Blog & Updates
Waiting for the lame duck
October 14, 2010 - Posted by Maurice Belanger
Members of Congress are out campaigning for re-election, and there will be no more consideration of legislation until after they return later in November.
Just before the election recess, on September 29, Senators Robert Menendez (D-NJ) and Patrick Leahy (D-VT) introduced S.3932, the Comprehensive Immigration Reform Act of 2010.
The bill contains the same basic elements that have comprised other comprehensive reform bills in recent years:
Title I focuses on border enforcement. Title II pertains to interior enforcement, and includes a subtitle on detention reforms. Title III focuses on worksite enforcement, including an electronic worker verification program and authorizes a voluntary “enhanced” verification system with a biometric identifier.
Title IV reforms the current admissions system. It establishes a commission that will study the labor market and make admissions recommendations based on economic conditions. It creates a new temporary worker program with visa limits set by the commission. The new worker visa will be issued for a three-year period, renewable once, but it will be possible for workers to adjust to permanent status. It reforms the family visa system in a number of ways, among them: reclassifying spouses and minor children of permanent residents as “immediate relatives” (thus eliminating long waits for visa availability); raising the “per-country ceiling” from seven to 15 percent of total admissions; and including the concept of “permanent partners” in the admissions system. AgJOBS is incorporated in this title.

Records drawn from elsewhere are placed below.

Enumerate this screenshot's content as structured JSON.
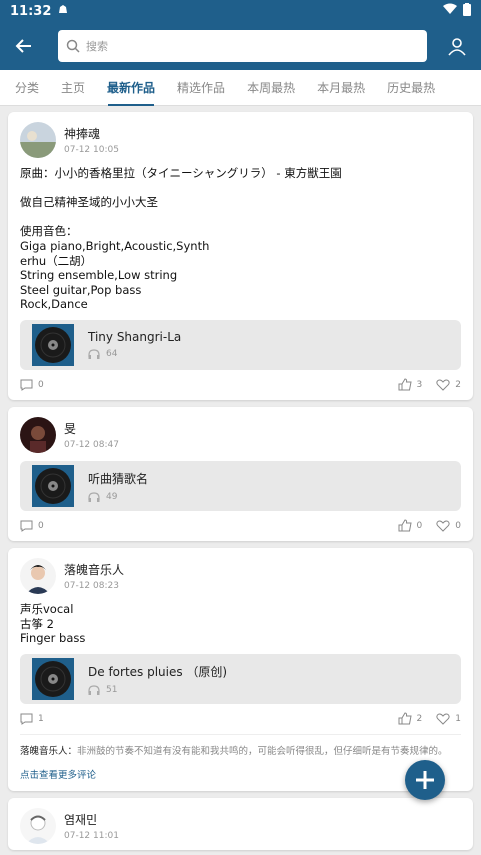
{
  "status": {
    "time": "11:32"
  },
  "search": {
    "placeholder": "搜索"
  },
  "tabs": [
    {
      "label": "分类"
    },
    {
      "label": "主页"
    },
    {
      "label": "最新作品",
      "active": true
    },
    {
      "label": "精选作品"
    },
    {
      "label": "本周最热"
    },
    {
      "label": "本月最热"
    },
    {
      "label": "历史最热"
    }
  ],
  "posts": [
    {
      "user": "神捧魂",
      "date": "07-12 10:05",
      "text": "原曲：小小的香格里拉（タイニーシャングリラ） - 東方獣王園\n\n做自己精神圣域的小小大圣\n\n使用音色：\nGiga piano,Bright,Acoustic,Synth\nerhu（二胡）\nString ensemble,Low string\nSteel guitar,Pop bass\nRock,Dance",
      "track": {
        "title": "Tiny Shangri-La",
        "plays": "64"
      },
      "comments": "0",
      "likes": "3",
      "favs": "2"
    },
    {
      "user": "旻",
      "date": "07-12 08:47",
      "text": "",
      "track": {
        "title": "听曲猜歌名",
        "plays": "49"
      },
      "comments": "0",
      "likes": "0",
      "favs": "0"
    },
    {
      "user": "落魄音乐人",
      "date": "07-12 08:23",
      "text": "声乐vocal\n古筝 2\nFinger bass",
      "track": {
        "title": "De fortes pluies （原创)",
        "plays": "51"
      },
      "comments": "1",
      "likes": "2",
      "favs": "1",
      "comment_preview": {
        "author": "落魄音乐人：",
        "text": "非洲鼓的节奏不知道有没有能和我共鸣的，可能会听得很乱，但仔细听是有节奏规律的。"
      },
      "more_comments": "点击查看更多评论"
    },
    {
      "user": "염재민",
      "date": "07-12 11:01"
    }
  ],
  "colors": {
    "primary": "#1f5f8b",
    "background": "#ececec"
  }
}
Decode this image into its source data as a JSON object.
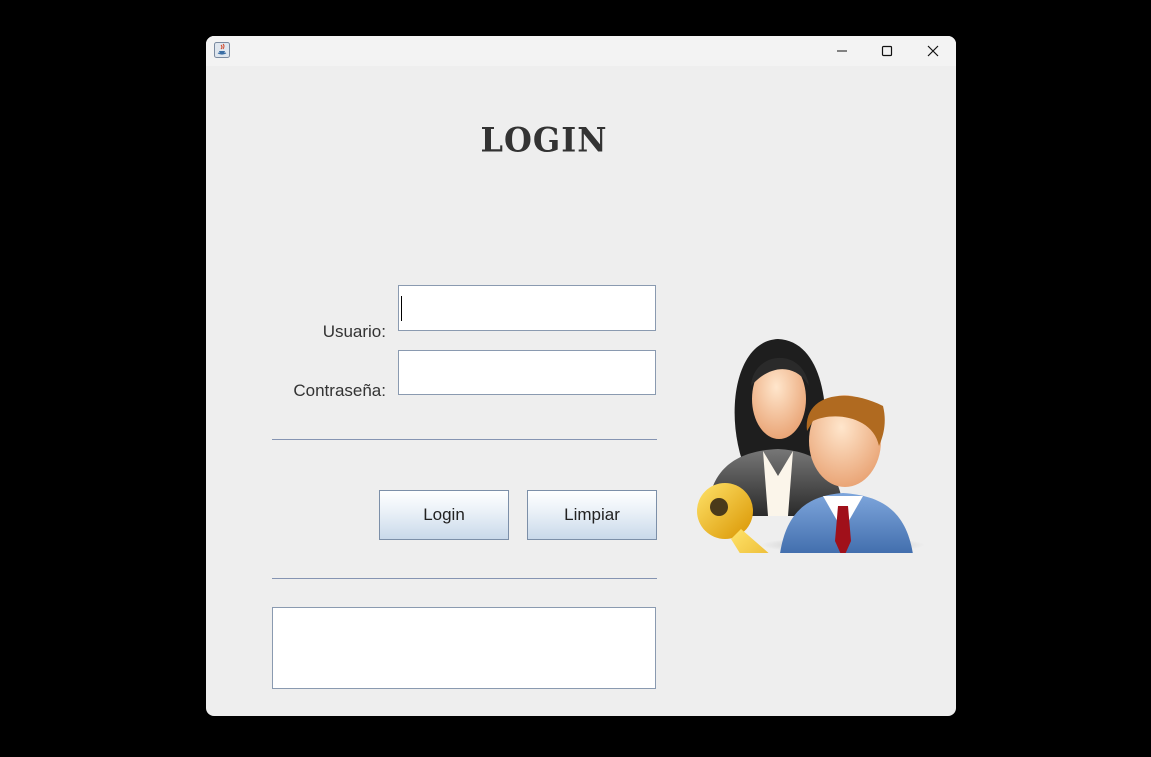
{
  "window": {
    "app_icon": "java-icon",
    "controls": [
      "minimize-icon",
      "maximize-icon",
      "close-icon"
    ]
  },
  "form": {
    "title": "LOGIN",
    "username_label": "Usuario:",
    "username_value": "",
    "password_label": "Contraseña:",
    "password_value": "",
    "login_button": "Login",
    "clear_button": "Limpiar",
    "message": ""
  },
  "illustration": {
    "icon": "users-key-icon"
  },
  "colors": {
    "window_bg": "#eeeeee",
    "separator": "#8594b2",
    "field_border": "#8a9ab0"
  }
}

Title V provides for the legalization of undocumented immigrants in the U.S. as of September 30 (2010). After six years, the legalized immigrants may adjust to permanent status. Title V incorporates the DREAM Act. Title VI pertains to immigrant integration, and includes the “Strengthen and United Communities with Civics Education and English Skills” Act introduced by Senator Gillibrand (D-NY) and Lamar Alexander (R-TN). It also contains other miscellaneous provisions.
Senator Menendez offers a brief summary of the bill in his statement about its introduction.
More information about the bill can be found on the Web site of the American Immigration Lawyers Association, including text of the bill (before it was assigned a number), a “brief” (16-page) summary of the bill, and a longer (73-page) section-by-section summary of the bill.
The bill was introduced just before the recess; no action was taken. Critics charged that the last-minute introduction of this bill, along with the very-late-in-the-session consideration of the DREAM Act on the Senate floor, was a cynical ploy to appeal to Latino voters just before an election. It is absolutely shocking that politicians would offer policy proposals aimed at mobilizing their base voters prior to an election. It just never happens. The next thing you know, politicians will be promising prospective voters they will not raise taxes. OK, never mind.
The truth is that New American and Latino voters have had little to be encouraged about from this Congress, and there had been indications that they would be much less enthusiastic about voting in the upcoming mid-term elections. The debate about the DREAM Act and the introduction of comprehensive immigration reform in the Senate (and before that the enactment of Arizona’s SB 1070) helped to clarify the positions of the parties for voters, and there are some signs that the immigration debate will help push Latinos to the polls.
A Pew Hispanic poll, released on October 5th, found that Latino registered voters favored Democratic candidates over Republicans by a margin of 65% to 22%. Latinos who had discussed the immigration policy debate with others during the past year are more motivated to vote, according to the Pew poll. Weekly tracking polls conducted by Latino Decisions indicate that the “Latino enthusiasm gap” seems to be closing, with 75% of Latino registered voters now saying they are “almost certain” to vote in November.
In light of all this, it will be interesting to see if motivation provided by last-minute pro-immigration legislative battles will overcome a disinclination to vote by a lot of disappointed New American and Latino voters. As America’s Voice notes, voter mobilization efforts are just getting underway.
After the election, Congress will return for a lame duck session. The “lame ducks” are those Members of Congress who will not be returning next year, either because they lost their election or they had decided to retire. Activity in a lame duck session can be hard to predict. Members who have lost an election will be freed from having to please voters, and may not feel beholden to the purity police within their own parties. These Members may feel free to vote their conscience. That might improve prospects for some immigration legislation to pass. On the other hand, if Democrats lose control of the House or Senate, Republicans may feel emboldened to hold the line against change, knowing they will control the next Congress.
In any event, there remains a fair amount of essential business to complete. Topping the agenda is funding the government for the fiscal year that began October 1st. Right now, the government is being funded through a “continuing resolution,” which continues the previous year’s level of funding through December 3rd. It is expected that, instead of separate bills allocating funds to the various agencies, there will be one giant “omnibus” spending bill that will fund the entire government. In any event, decisions on budgetary priorities will not be finalized until the spending bill is done.
The way things have gone so far in the 111th Congress, the final spending bill will be delivered to the White house in a sled driven by a team of reindeer.